▶ [Your task]
The reply should be the records repeated exactly, without any images.

[Opening Input for this task section]

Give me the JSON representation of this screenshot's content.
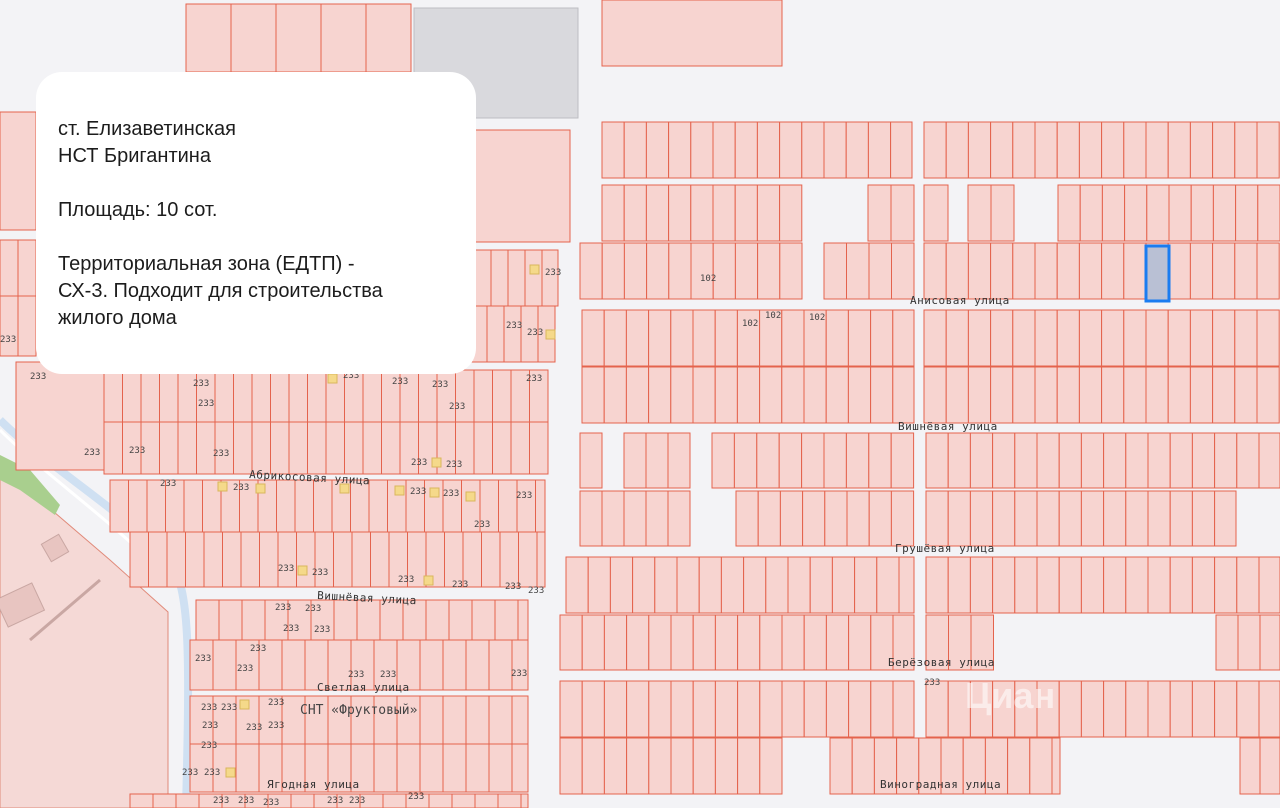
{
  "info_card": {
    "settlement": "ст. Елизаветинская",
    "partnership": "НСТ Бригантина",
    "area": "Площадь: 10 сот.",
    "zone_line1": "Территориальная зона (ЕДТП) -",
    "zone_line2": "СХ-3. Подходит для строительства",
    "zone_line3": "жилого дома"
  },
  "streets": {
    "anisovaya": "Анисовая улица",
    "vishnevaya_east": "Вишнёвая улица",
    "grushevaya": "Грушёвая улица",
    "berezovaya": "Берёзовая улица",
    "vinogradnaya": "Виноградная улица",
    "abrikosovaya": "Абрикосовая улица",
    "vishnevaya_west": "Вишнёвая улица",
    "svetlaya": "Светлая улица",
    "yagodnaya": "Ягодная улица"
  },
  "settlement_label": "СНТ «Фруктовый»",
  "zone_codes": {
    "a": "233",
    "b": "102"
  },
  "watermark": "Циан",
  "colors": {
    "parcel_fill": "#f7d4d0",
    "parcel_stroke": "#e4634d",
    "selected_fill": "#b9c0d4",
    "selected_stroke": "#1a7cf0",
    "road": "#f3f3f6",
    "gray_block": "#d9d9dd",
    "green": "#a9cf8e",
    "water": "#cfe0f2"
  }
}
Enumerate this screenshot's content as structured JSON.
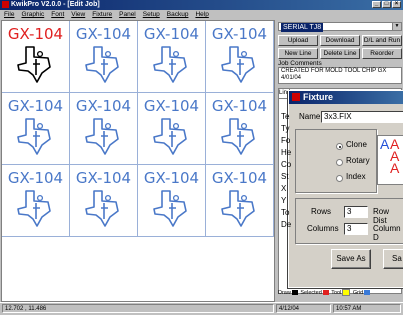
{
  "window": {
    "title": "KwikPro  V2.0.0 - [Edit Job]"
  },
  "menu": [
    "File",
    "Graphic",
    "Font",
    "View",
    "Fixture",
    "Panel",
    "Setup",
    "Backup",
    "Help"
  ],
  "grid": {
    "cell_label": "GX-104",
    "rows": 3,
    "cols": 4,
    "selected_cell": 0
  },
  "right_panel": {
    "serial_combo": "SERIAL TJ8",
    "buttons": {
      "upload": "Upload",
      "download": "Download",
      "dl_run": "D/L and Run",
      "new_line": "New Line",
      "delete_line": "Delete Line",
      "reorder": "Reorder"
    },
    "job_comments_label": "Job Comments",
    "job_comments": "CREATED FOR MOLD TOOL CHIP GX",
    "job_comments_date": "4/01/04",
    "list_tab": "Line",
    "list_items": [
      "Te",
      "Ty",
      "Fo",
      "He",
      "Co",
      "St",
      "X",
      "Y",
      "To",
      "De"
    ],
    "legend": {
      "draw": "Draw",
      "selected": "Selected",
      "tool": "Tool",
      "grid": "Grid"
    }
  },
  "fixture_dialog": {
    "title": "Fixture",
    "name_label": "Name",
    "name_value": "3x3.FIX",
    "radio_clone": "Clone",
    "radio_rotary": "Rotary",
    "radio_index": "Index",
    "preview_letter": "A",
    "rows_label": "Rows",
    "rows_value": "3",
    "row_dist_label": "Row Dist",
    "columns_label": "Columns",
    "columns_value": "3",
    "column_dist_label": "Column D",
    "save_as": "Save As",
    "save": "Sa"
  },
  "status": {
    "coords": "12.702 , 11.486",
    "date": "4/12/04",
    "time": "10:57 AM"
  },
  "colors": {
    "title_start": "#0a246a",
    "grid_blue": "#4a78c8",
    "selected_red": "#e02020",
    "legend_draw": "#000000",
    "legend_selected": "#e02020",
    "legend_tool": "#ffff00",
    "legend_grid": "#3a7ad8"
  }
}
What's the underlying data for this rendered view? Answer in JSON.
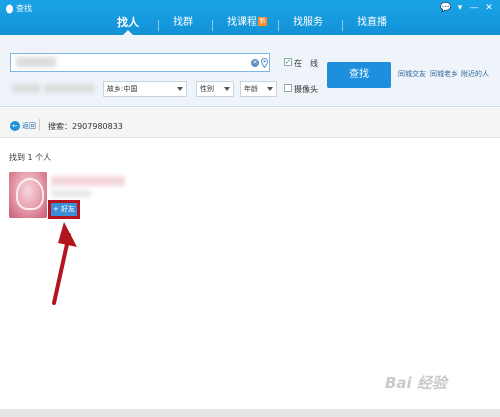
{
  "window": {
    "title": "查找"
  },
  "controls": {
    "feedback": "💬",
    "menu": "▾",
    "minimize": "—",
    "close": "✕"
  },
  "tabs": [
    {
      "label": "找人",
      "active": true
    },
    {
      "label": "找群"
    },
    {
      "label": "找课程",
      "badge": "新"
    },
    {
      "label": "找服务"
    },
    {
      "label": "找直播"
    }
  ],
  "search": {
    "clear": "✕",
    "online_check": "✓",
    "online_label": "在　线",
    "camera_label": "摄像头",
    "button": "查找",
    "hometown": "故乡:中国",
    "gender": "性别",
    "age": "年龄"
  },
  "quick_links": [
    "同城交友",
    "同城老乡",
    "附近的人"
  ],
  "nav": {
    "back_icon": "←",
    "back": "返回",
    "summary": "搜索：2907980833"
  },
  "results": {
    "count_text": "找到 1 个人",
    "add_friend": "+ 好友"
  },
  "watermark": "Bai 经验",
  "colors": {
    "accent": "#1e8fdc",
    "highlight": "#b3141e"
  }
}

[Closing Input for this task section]

▶ [Answer box]
Give me the JSON representation of this screenshot's content.
{
  "info_card": {
    "settlement": "ст. Елизаветинская",
    "partnership": "НСТ Бригантина",
    "area": "Площадь: 10 сот.",
    "zone_line1": "Территориальная зона (ЕДТП) -",
    "zone_line2": "СХ-3. Подходит для строительства",
    "zone_line3": "жилого дома"
  },
  "streets": {
    "anisovaya": "Анисовая улица",
    "vishnevaya_east": "Вишнёвая улица",
    "grushevaya": "Грушёвая улица",
    "berezovaya": "Берёзовая улица",
    "vinogradnaya": "Виноградная улица",
    "abrikosovaya": "Абрикосовая улица",
    "vishnevaya_west": "Вишнёвая улица",
    "svetlaya": "Светлая улица",
    "yagodnaya": "Ягодная улица"
  },
  "settlement_label": "СНТ «Фруктовый»",
  "zone_codes": {
    "a": "233",
    "b": "102"
  },
  "watermark": "Циан",
  "colors": {
    "parcel_fill": "#f7d4d0",
    "parcel_stroke": "#e4634d",
    "selected_fill": "#b9c0d4",
    "selected_stroke": "#1a7cf0",
    "road": "#f3f3f6",
    "gray_block": "#d9d9dd",
    "green": "#a9cf8e",
    "water": "#cfe0f2"
  }
}
Enumerate this screenshot's content as structured JSON.
{
  "window": {
    "title": "KwikPro  V2.0.0 - [Edit Job]"
  },
  "menu": [
    "File",
    "Graphic",
    "Font",
    "View",
    "Fixture",
    "Panel",
    "Setup",
    "Backup",
    "Help"
  ],
  "grid": {
    "cell_label": "GX-104",
    "rows": 3,
    "cols": 4,
    "selected_cell": 0
  },
  "right_panel": {
    "serial_combo": "SERIAL TJ8",
    "buttons": {
      "upload": "Upload",
      "download": "Download",
      "dl_run": "D/L and Run",
      "new_line": "New Line",
      "delete_line": "Delete Line",
      "reorder": "Reorder"
    },
    "job_comments_label": "Job Comments",
    "job_comments": "CREATED FOR MOLD TOOL CHIP GX",
    "job_comments_date": "4/01/04",
    "list_tab": "Line",
    "list_items": [
      "Te",
      "Ty",
      "Fo",
      "He",
      "Co",
      "St",
      "X",
      "Y",
      "To",
      "De"
    ],
    "legend": {
      "draw": "Draw",
      "selected": "Selected",
      "tool": "Tool",
      "grid": "Grid"
    }
  },
  "fixture_dialog": {
    "title": "Fixture",
    "name_label": "Name",
    "name_value": "3x3.FIX",
    "radio_clone": "Clone",
    "radio_rotary": "Rotary",
    "radio_index": "Index",
    "preview_letter": "A",
    "rows_label": "Rows",
    "rows_value": "3",
    "row_dist_label": "Row Dist",
    "columns_label": "Columns",
    "columns_value": "3",
    "column_dist_label": "Column D",
    "save_as": "Save As",
    "save": "Sa"
  },
  "status": {
    "coords": "12.702 , 11.486",
    "date": "4/12/04",
    "time": "10:57 AM"
  },
  "colors": {
    "title_start": "#0a246a",
    "grid_blue": "#4a78c8",
    "selected_red": "#e02020",
    "legend_draw": "#000000",
    "legend_selected": "#e02020",
    "legend_tool": "#ffff00",
    "legend_grid": "#3a7ad8"
  }
}
What's the underlying data for this rendered view? Answer in JSON.
{
  "window": {
    "title": "查找"
  },
  "controls": {
    "feedback": "💬",
    "menu": "▾",
    "minimize": "—",
    "close": "✕"
  },
  "tabs": [
    {
      "label": "找人",
      "active": true
    },
    {
      "label": "找群"
    },
    {
      "label": "找课程",
      "badge": "新"
    },
    {
      "label": "找服务"
    },
    {
      "label": "找直播"
    }
  ],
  "search": {
    "clear": "✕",
    "online_check": "✓",
    "online_label": "在　线",
    "camera_label": "摄像头",
    "button": "查找",
    "hometown": "故乡:中国",
    "gender": "性别",
    "age": "年龄"
  },
  "quick_links": [
    "同城交友",
    "同城老乡",
    "附近的人"
  ],
  "nav": {
    "back_icon": "←",
    "back": "返回",
    "summary": "搜索：2907980833"
  },
  "results": {
    "count_text": "找到 1 个人",
    "add_friend": "+ 好友"
  },
  "watermark": "Bai 经验",
  "colors": {
    "accent": "#1e8fdc",
    "highlight": "#b3141e"
  }
}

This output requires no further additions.